Once the data has been read, print it back in full, exactly.
Segment Start: DATA EXCERPTS
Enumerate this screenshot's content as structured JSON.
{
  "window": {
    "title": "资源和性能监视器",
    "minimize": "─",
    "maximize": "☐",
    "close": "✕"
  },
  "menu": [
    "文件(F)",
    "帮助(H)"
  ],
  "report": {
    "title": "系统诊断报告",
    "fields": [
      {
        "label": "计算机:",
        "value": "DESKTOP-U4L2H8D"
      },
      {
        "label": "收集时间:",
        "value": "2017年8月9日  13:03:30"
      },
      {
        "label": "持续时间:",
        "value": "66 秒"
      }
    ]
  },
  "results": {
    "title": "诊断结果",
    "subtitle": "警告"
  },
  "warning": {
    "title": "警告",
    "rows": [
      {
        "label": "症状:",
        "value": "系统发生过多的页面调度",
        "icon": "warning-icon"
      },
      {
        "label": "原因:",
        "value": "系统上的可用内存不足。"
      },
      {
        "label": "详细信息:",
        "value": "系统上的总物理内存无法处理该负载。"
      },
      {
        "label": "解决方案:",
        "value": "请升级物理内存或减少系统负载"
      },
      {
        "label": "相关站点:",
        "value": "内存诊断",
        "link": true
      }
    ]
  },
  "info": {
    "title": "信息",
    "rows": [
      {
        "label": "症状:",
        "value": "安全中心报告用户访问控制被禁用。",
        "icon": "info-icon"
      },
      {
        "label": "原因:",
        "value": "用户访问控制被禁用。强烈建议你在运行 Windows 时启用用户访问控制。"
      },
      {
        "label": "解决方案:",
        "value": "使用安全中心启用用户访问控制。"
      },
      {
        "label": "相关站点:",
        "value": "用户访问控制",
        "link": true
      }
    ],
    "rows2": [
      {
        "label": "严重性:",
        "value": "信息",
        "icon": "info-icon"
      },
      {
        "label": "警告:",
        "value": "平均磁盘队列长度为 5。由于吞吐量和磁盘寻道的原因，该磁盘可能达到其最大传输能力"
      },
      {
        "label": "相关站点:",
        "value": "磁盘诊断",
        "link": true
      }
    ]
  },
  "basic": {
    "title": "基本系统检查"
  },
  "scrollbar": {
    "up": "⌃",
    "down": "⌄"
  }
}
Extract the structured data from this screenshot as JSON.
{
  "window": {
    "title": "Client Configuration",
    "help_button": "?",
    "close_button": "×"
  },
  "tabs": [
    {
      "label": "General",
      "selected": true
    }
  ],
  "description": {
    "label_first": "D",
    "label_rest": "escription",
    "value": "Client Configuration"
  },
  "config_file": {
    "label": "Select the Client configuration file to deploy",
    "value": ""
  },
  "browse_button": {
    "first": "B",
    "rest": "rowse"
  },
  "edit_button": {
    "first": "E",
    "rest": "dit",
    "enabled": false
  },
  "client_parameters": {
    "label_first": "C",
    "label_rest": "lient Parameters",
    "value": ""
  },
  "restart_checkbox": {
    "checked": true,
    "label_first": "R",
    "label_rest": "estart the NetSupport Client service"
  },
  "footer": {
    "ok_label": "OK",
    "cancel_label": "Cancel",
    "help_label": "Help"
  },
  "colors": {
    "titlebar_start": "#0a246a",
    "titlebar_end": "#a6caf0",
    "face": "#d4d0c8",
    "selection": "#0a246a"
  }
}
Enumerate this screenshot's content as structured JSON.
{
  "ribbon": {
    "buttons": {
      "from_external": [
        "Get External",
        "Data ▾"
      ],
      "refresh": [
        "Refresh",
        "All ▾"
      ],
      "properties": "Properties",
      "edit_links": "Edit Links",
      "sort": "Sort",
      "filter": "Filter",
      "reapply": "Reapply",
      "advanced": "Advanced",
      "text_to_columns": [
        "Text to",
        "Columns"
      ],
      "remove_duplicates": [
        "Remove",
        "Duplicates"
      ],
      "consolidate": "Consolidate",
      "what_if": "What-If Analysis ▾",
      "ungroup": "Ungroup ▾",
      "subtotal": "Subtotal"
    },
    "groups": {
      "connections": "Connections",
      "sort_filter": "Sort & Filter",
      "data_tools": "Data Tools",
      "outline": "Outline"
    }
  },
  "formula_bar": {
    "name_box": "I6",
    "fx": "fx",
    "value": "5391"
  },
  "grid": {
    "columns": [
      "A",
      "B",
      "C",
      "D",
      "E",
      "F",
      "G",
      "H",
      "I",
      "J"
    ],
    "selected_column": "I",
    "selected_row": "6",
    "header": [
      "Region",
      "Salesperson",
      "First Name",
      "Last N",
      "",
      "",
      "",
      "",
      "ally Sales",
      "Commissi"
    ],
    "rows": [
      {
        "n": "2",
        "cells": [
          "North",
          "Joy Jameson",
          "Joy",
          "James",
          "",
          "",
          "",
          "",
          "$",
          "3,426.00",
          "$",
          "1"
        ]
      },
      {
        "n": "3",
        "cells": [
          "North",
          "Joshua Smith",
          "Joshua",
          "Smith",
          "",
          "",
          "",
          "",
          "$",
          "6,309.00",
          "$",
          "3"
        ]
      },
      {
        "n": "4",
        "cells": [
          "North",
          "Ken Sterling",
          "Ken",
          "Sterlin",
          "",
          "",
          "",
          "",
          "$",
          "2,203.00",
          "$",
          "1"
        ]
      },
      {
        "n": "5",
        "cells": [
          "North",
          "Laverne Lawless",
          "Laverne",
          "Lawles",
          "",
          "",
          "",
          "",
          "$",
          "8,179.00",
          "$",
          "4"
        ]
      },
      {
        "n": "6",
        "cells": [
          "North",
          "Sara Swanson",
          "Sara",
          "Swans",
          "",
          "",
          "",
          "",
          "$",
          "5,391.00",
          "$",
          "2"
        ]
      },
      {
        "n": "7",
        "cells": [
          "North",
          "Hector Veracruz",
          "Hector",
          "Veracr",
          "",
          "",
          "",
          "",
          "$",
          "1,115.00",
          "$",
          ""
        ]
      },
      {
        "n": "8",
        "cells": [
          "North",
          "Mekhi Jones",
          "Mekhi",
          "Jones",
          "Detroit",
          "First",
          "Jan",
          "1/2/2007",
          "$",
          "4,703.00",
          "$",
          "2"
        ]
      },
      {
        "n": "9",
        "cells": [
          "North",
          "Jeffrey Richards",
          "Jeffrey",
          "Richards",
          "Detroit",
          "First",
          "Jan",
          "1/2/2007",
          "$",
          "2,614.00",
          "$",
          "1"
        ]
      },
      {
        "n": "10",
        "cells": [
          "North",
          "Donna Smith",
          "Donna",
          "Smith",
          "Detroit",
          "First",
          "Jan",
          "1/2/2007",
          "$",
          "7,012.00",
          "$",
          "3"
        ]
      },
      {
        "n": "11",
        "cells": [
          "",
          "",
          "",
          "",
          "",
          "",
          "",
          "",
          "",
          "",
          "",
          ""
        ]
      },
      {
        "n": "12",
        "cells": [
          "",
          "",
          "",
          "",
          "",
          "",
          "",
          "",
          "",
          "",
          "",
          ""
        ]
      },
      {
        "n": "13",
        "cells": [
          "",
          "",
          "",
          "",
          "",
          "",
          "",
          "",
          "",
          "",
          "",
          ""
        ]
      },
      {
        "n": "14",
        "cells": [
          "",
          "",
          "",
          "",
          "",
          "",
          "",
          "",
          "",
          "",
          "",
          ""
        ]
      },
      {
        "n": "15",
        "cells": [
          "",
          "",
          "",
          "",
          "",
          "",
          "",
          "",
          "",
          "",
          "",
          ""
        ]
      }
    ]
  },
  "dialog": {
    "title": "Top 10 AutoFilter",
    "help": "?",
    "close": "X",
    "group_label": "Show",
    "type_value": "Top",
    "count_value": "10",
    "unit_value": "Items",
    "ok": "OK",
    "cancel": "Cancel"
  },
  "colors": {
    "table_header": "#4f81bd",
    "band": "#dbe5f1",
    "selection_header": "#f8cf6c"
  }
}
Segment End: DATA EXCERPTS
YOUR SOLUTION:
Enumerate this screenshot's content as structured JSON.
{
  "window": {
    "title": "资源和性能监视器",
    "minimize": "─",
    "maximize": "☐",
    "close": "✕"
  },
  "menu": [
    "文件(F)",
    "帮助(H)"
  ],
  "report": {
    "title": "系统诊断报告",
    "fields": [
      {
        "label": "计算机:",
        "value": "DESKTOP-U4L2H8D"
      },
      {
        "label": "收集时间:",
        "value": "2017年8月9日  13:03:30"
      },
      {
        "label": "持续时间:",
        "value": "66 秒"
      }
    ]
  },
  "results": {
    "title": "诊断结果",
    "subtitle": "警告"
  },
  "warning": {
    "title": "警告",
    "rows": [
      {
        "label": "症状:",
        "value": "系统发生过多的页面调度",
        "icon": "warning-icon"
      },
      {
        "label": "原因:",
        "value": "系统上的可用内存不足。"
      },
      {
        "label": "详细信息:",
        "value": "系统上的总物理内存无法处理该负载。"
      },
      {
        "label": "解决方案:",
        "value": "请升级物理内存或减少系统负载"
      },
      {
        "label": "相关站点:",
        "value": "内存诊断",
        "link": true
      }
    ]
  },
  "info": {
    "title": "信息",
    "rows": [
      {
        "label": "症状:",
        "value": "安全中心报告用户访问控制被禁用。",
        "icon": "info-icon"
      },
      {
        "label": "原因:",
        "value": "用户访问控制被禁用。强烈建议你在运行 Windows 时启用用户访问控制。"
      },
      {
        "label": "解决方案:",
        "value": "使用安全中心启用用户访问控制。"
      },
      {
        "label": "相关站点:",
        "value": "用户访问控制",
        "link": true
      }
    ],
    "rows2": [
      {
        "label": "严重性:",
        "value": "信息",
        "icon": "info-icon"
      },
      {
        "label": "警告:",
        "value": "平均磁盘队列长度为 5。由于吞吐量和磁盘寻道的原因，该磁盘可能达到其最大传输能力"
      },
      {
        "label": "相关站点:",
        "value": "磁盘诊断",
        "link": true
      }
    ]
  },
  "basic": {
    "title": "基本系统检查"
  },
  "scrollbar": {
    "up": "⌃",
    "down": "⌄"
  }
}
Extract the structured data from this screenshot as JSON.
{
  "window": {
    "title": "Client Configuration",
    "help_button": "?",
    "close_button": "×"
  },
  "tabs": [
    {
      "label": "General",
      "selected": true
    }
  ],
  "description": {
    "label_first": "D",
    "label_rest": "escription",
    "value": "Client Configuration"
  },
  "config_file": {
    "label": "Select the Client configuration file to deploy",
    "value": ""
  },
  "browse_button": {
    "first": "B",
    "rest": "rowse"
  },
  "edit_button": {
    "first": "E",
    "rest": "dit",
    "enabled": false
  },
  "client_parameters": {
    "label_first": "C",
    "label_rest": "lient Parameters",
    "value": ""
  },
  "restart_checkbox": {
    "checked": true,
    "label_first": "R",
    "label_rest": "estart the NetSupport Client service"
  },
  "footer": {
    "ok_label": "OK",
    "cancel_label": "Cancel",
    "help_label": "Help"
  },
  "colors": {
    "titlebar_start": "#0a246a",
    "titlebar_end": "#a6caf0",
    "face": "#d4d0c8",
    "selection": "#0a246a"
  }
}
Enumerate this screenshot's content as structured JSON.
{
  "ribbon": {
    "buttons": {
      "from_external": [
        "Get External",
        "Data ▾"
      ],
      "refresh": [
        "Refresh",
        "All ▾"
      ],
      "properties": "Properties",
      "edit_links": "Edit Links",
      "sort": "Sort",
      "filter": "Filter",
      "reapply": "Reapply",
      "advanced": "Advanced",
      "text_to_columns": [
        "Text to",
        "Columns"
      ],
      "remove_duplicates": [
        "Remove",
        "Duplicates"
      ],
      "consolidate": "Consolidate",
      "what_if": "What-If Analysis ▾",
      "ungroup": "Ungroup ▾",
      "subtotal": "Subtotal"
    },
    "groups": {
      "connections": "Connections",
      "sort_filter": "Sort & Filter",
      "data_tools": "Data Tools",
      "outline": "Outline"
    }
  },
  "formula_bar": {
    "name_box": "I6",
    "fx": "fx",
    "value": "5391"
  },
  "grid": {
    "columns": [
      "A",
      "B",
      "C",
      "D",
      "E",
      "F",
      "G",
      "H",
      "I",
      "J"
    ],
    "selected_column": "I",
    "selected_row": "6",
    "header": [
      "Region",
      "Salesperson",
      "First Name",
      "Last N",
      "",
      "",
      "",
      "",
      "ally Sales",
      "Commissi"
    ],
    "rows": [
      {
        "n": "2",
        "cells": [
          "North",
          "Joy Jameson",
          "Joy",
          "James",
          "",
          "",
          "",
          "",
          "$",
          "3,426.00",
          "$",
          "1"
        ]
      },
      {
        "n": "3",
        "cells": [
          "North",
          "Joshua Smith",
          "Joshua",
          "Smith",
          "",
          "",
          "",
          "",
          "$",
          "6,309.00",
          "$",
          "3"
        ]
      },
      {
        "n": "4",
        "cells": [
          "North",
          "Ken Sterling",
          "Ken",
          "Sterlin",
          "",
          "",
          "",
          "",
          "$",
          "2,203.00",
          "$",
          "1"
        ]
      },
      {
        "n": "5",
        "cells": [
          "North",
          "Laverne Lawless",
          "Laverne",
          "Lawles",
          "",
          "",
          "",
          "",
          "$",
          "8,179.00",
          "$",
          "4"
        ]
      },
      {
        "n": "6",
        "cells": [
          "North",
          "Sara Swanson",
          "Sara",
          "Swans",
          "",
          "",
          "",
          "",
          "$",
          "5,391.00",
          "$",
          "2"
        ]
      },
      {
        "n": "7",
        "cells": [
          "North",
          "Hector Veracruz",
          "Hector",
          "Veracr",
          "",
          "",
          "",
          "",
          "$",
          "1,115.00",
          "$",
          ""
        ]
      },
      {
        "n": "8",
        "cells": [
          "North",
          "Mekhi Jones",
          "Mekhi",
          "Jones",
          "Detroit",
          "First",
          "Jan",
          "1/2/2007",
          "$",
          "4,703.00",
          "$",
          "2"
        ]
      },
      {
        "n": "9",
        "cells": [
          "North",
          "Jeffrey Richards",
          "Jeffrey",
          "Richards",
          "Detroit",
          "First",
          "Jan",
          "1/2/2007",
          "$",
          "2,614.00",
          "$",
          "1"
        ]
      },
      {
        "n": "10",
        "cells": [
          "North",
          "Donna Smith",
          "Donna",
          "Smith",
          "Detroit",
          "First",
          "Jan",
          "1/2/2007",
          "$",
          "7,012.00",
          "$",
          "3"
        ]
      },
      {
        "n": "11",
        "cells": [
          "",
          "",
          "",
          "",
          "",
          "",
          "",
          "",
          "",
          "",
          "",
          ""
        ]
      },
      {
        "n": "12",
        "cells": [
          "",
          "",
          "",
          "",
          "",
          "",
          "",
          "",
          "",
          "",
          "",
          ""
        ]
      },
      {
        "n": "13",
        "cells": [
          "",
          "",
          "",
          "",
          "",
          "",
          "",
          "",
          "",
          "",
          "",
          ""
        ]
      },
      {
        "n": "14",
        "cells": [
          "",
          "",
          "",
          "",
          "",
          "",
          "",
          "",
          "",
          "",
          "",
          ""
        ]
      },
      {
        "n": "15",
        "cells": [
          "",
          "",
          "",
          "",
          "",
          "",
          "",
          "",
          "",
          "",
          "",
          ""
        ]
      }
    ]
  },
  "dialog": {
    "title": "Top 10 AutoFilter",
    "help": "?",
    "close": "X",
    "group_label": "Show",
    "type_value": "Top",
    "count_value": "10",
    "unit_value": "Items",
    "ok": "OK",
    "cancel": "Cancel"
  },
  "colors": {
    "table_header": "#4f81bd",
    "band": "#dbe5f1",
    "selection_header": "#f8cf6c"
  }
}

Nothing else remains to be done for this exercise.